Input for this task section start

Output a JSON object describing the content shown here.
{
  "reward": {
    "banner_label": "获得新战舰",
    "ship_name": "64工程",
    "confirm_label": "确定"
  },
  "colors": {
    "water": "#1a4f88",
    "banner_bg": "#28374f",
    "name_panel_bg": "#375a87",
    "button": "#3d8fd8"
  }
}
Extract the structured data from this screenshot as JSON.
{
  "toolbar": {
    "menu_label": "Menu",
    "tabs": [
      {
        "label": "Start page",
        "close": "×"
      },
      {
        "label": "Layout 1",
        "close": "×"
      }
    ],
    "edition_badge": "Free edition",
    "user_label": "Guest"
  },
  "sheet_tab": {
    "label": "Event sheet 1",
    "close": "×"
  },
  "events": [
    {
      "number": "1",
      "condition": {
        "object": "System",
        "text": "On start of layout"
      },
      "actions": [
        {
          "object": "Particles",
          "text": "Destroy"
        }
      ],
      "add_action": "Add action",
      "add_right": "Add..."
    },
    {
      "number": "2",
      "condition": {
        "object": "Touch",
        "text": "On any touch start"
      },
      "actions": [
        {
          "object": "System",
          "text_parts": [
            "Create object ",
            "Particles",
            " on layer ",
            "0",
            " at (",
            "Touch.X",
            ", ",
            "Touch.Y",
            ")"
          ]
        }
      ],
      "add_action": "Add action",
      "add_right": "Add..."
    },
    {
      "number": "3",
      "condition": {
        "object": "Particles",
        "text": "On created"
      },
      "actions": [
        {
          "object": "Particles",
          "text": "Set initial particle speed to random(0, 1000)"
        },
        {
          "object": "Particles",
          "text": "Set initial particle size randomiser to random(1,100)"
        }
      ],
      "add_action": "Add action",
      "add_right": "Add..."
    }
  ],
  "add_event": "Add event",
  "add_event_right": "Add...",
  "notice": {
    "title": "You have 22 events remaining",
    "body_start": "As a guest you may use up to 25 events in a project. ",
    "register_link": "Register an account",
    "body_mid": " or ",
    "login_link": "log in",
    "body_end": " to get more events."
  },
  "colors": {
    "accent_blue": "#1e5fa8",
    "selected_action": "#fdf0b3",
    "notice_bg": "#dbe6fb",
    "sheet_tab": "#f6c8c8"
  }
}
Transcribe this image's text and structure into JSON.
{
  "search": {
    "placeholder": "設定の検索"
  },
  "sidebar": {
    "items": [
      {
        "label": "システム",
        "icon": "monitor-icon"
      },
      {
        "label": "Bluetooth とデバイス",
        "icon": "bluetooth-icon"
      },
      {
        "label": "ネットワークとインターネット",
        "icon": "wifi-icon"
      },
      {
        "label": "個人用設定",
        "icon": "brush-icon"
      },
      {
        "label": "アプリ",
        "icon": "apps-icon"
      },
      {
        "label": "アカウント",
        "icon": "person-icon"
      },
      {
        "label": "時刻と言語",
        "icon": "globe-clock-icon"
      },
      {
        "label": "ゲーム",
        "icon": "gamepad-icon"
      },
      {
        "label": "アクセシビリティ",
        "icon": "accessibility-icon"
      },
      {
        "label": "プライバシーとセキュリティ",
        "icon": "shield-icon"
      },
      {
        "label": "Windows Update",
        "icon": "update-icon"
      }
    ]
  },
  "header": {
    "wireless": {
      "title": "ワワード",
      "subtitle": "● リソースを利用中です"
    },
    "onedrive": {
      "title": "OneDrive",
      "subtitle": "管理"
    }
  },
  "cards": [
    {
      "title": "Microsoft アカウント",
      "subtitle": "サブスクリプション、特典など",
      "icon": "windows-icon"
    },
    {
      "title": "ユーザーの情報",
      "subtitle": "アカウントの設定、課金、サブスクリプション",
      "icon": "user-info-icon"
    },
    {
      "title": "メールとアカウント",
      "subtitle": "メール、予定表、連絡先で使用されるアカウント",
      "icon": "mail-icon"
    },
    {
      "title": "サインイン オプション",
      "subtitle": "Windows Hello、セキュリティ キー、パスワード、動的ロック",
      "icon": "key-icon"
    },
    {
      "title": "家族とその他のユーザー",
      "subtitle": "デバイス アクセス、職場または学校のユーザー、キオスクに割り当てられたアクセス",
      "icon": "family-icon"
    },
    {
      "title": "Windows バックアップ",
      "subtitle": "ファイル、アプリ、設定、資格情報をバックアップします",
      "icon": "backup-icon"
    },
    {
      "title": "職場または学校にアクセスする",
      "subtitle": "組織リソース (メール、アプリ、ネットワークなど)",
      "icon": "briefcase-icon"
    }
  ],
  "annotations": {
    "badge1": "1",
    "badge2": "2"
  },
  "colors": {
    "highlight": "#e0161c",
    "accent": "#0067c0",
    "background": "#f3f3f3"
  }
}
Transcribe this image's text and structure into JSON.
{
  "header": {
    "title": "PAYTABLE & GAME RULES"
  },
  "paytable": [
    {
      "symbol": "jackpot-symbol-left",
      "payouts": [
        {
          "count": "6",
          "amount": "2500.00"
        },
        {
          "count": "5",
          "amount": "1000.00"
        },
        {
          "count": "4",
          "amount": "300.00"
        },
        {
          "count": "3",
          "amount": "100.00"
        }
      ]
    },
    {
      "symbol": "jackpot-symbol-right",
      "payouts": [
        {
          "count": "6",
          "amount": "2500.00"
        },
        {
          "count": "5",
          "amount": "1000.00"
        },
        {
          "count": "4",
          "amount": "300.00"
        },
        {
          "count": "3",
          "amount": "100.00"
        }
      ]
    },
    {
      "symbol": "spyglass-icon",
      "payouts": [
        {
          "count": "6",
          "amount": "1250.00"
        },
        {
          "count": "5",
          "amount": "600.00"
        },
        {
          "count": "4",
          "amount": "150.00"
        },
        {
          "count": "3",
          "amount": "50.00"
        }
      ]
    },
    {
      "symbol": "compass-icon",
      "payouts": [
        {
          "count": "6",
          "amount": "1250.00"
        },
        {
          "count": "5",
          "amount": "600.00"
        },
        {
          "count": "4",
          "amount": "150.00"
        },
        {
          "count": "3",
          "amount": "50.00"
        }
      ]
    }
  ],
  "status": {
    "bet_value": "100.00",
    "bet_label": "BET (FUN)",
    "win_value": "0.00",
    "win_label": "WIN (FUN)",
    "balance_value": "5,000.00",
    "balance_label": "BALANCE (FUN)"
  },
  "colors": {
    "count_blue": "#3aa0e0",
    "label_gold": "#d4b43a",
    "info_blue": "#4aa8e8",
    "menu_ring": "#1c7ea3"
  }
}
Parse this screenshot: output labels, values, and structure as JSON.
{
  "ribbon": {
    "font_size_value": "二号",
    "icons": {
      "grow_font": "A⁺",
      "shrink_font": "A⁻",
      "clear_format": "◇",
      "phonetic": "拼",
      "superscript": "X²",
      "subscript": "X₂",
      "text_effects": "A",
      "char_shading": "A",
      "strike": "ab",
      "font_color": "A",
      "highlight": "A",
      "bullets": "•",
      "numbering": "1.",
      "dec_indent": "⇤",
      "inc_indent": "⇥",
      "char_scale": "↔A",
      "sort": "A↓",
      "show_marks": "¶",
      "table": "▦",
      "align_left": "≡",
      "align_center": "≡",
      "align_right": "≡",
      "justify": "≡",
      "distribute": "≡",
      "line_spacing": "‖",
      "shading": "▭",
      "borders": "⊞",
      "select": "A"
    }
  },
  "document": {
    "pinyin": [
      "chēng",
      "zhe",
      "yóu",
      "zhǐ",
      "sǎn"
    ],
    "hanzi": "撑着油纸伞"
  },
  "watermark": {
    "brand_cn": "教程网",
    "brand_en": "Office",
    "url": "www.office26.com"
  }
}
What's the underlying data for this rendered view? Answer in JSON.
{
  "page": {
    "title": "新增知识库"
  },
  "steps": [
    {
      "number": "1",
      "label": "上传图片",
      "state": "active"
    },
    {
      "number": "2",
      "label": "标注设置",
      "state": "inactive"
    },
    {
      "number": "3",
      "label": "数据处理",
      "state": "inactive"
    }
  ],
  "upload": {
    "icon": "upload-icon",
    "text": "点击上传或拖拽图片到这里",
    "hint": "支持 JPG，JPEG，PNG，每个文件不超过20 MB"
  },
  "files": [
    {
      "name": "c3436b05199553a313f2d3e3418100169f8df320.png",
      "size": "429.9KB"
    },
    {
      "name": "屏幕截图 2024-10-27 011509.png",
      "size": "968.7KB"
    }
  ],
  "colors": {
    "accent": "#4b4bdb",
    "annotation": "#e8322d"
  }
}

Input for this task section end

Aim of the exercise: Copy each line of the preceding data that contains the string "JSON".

Solution for this exercise:
Output a JSON object describing the content shown here.
Extract the structured data from this screenshot as JSON.
Transcribe this image's text and structure into JSON.
Transcribe this image's text and structure into JSON.
Parse this screenshot: output labels, values, and structure as JSON.
What's the underlying data for this rendered view? Answer in JSON.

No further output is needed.